• WHAT THE EXERCISE ASKS:
The whole listing below needs to be duplicated exactly, pictures aside.

• RECORDED INFORMATION:
═══

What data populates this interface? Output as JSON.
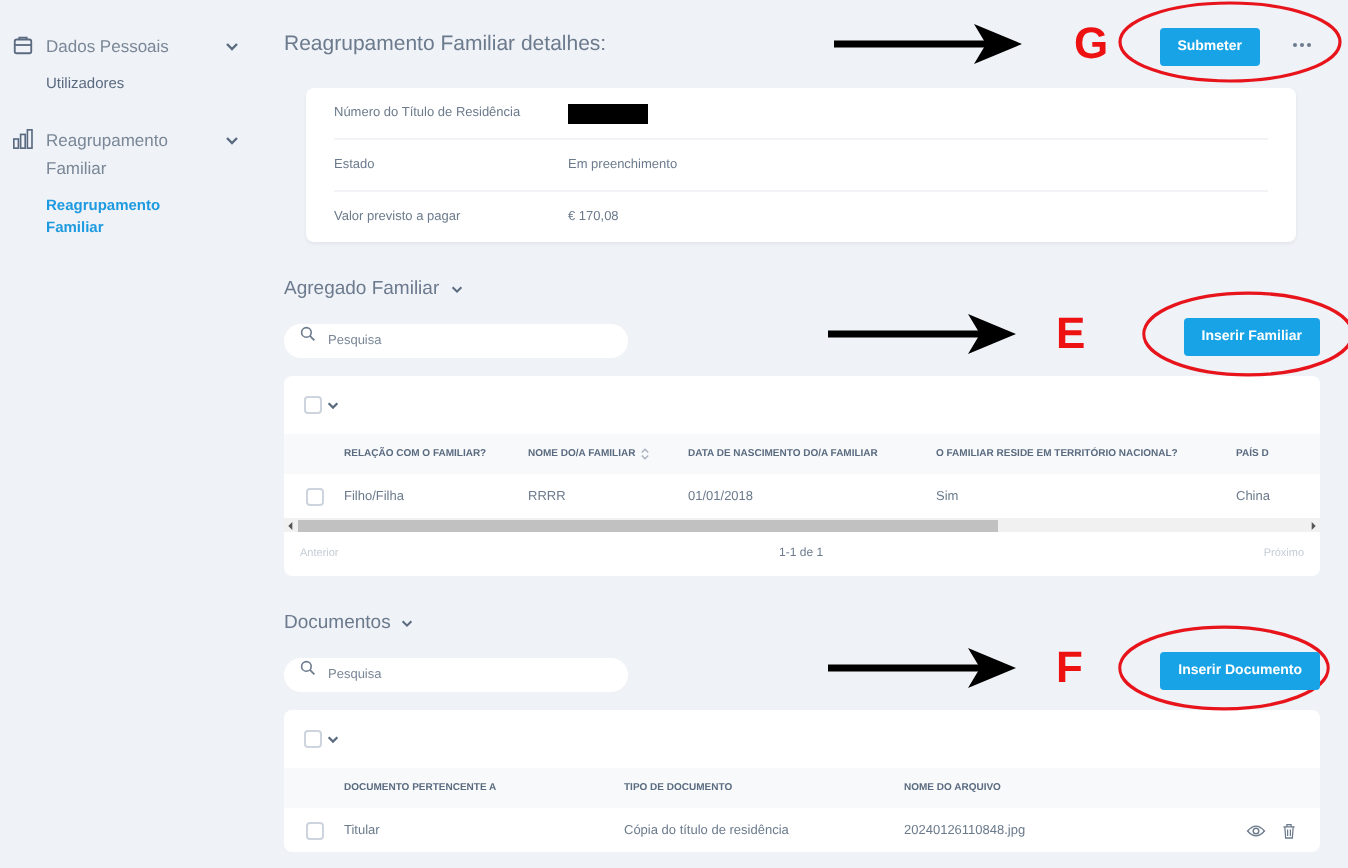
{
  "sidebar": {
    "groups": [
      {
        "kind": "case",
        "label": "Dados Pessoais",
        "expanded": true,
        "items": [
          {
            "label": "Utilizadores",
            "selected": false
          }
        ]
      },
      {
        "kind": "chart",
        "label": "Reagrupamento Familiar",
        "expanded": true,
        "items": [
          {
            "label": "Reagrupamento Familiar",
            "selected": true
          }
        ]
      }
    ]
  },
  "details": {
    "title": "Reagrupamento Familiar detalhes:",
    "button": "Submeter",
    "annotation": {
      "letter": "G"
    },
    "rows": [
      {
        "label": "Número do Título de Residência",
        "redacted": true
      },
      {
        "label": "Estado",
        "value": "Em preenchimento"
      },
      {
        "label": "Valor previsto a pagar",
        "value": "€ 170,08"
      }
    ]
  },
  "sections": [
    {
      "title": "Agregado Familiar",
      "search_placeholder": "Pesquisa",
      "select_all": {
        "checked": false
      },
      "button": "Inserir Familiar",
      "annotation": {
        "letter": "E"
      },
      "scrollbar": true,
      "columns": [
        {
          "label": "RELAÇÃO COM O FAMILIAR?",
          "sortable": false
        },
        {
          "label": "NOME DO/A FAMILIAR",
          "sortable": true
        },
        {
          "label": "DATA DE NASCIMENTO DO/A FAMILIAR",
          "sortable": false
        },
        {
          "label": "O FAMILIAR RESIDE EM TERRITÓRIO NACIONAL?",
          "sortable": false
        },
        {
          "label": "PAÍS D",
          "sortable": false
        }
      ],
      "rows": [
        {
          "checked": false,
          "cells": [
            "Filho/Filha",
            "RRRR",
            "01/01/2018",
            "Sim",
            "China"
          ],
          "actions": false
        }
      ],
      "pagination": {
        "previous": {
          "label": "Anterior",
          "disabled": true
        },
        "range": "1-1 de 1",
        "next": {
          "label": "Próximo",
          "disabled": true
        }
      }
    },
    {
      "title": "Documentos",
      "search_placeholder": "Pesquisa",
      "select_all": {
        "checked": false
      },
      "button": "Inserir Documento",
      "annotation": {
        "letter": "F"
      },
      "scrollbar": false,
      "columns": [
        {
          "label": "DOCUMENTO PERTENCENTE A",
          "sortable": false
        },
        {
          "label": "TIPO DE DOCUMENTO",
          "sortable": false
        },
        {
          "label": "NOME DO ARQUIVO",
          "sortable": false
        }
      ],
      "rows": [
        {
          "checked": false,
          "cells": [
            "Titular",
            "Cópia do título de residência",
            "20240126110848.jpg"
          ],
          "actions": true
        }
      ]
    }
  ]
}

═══

• RESPONSE TO THE EXERCISE:
What data populates this interface? Output as JSON.
{
  "sidebar": {
    "groups": [
      {
        "kind": "case",
        "label": "Dados Pessoais",
        "expanded": true,
        "items": [
          {
            "label": "Utilizadores",
            "selected": false
          }
        ]
      },
      {
        "kind": "chart",
        "label": "Reagrupamento Familiar",
        "expanded": true,
        "items": [
          {
            "label": "Reagrupamento Familiar",
            "selected": true
          }
        ]
      }
    ]
  },
  "details": {
    "title": "Reagrupamento Familiar detalhes:",
    "button": "Submeter",
    "annotation": {
      "letter": "G"
    },
    "rows": [
      {
        "label": "Número do Título de Residência",
        "redacted": true
      },
      {
        "label": "Estado",
        "value": "Em preenchimento"
      },
      {
        "label": "Valor previsto a pagar",
        "value": "€ 170,08"
      }
    ]
  },
  "sections": [
    {
      "title": "Agregado Familiar",
      "search_placeholder": "Pesquisa",
      "select_all": {
        "checked": false
      },
      "button": "Inserir Familiar",
      "annotation": {
        "letter": "E"
      },
      "scrollbar": true,
      "columns": [
        {
          "label": "RELAÇÃO COM O FAMILIAR?",
          "sortable": false
        },
        {
          "label": "NOME DO/A FAMILIAR",
          "sortable": true
        },
        {
          "label": "DATA DE NASCIMENTO DO/A FAMILIAR",
          "sortable": false
        },
        {
          "label": "O FAMILIAR RESIDE EM TERRITÓRIO NACIONAL?",
          "sortable": false
        },
        {
          "label": "PAÍS D",
          "sortable": false
        }
      ],
      "rows": [
        {
          "checked": false,
          "cells": [
            "Filho/Filha",
            "RRRR",
            "01/01/2018",
            "Sim",
            "China"
          ],
          "actions": false
        }
      ],
      "pagination": {
        "previous": {
          "label": "Anterior",
          "disabled": true
        },
        "range": "1-1 de 1",
        "next": {
          "label": "Próximo",
          "disabled": true
        }
      }
    },
    {
      "title": "Documentos",
      "search_placeholder": "Pesquisa",
      "select_all": {
        "checked": false
      },
      "button": "Inserir Documento",
      "annotation": {
        "letter": "F"
      },
      "scrollbar": false,
      "columns": [
        {
          "label": "DOCUMENTO PERTENCENTE A",
          "sortable": false
        },
        {
          "label": "TIPO DE DOCUMENTO",
          "sortable": false
        },
        {
          "label": "NOME DO ARQUIVO",
          "sortable": false
        }
      ],
      "rows": [
        {
          "checked": false,
          "cells": [
            "Titular",
            "Cópia do título de residência",
            "20240126110848.jpg"
          ],
          "actions": true
        }
      ]
    }
  ]
}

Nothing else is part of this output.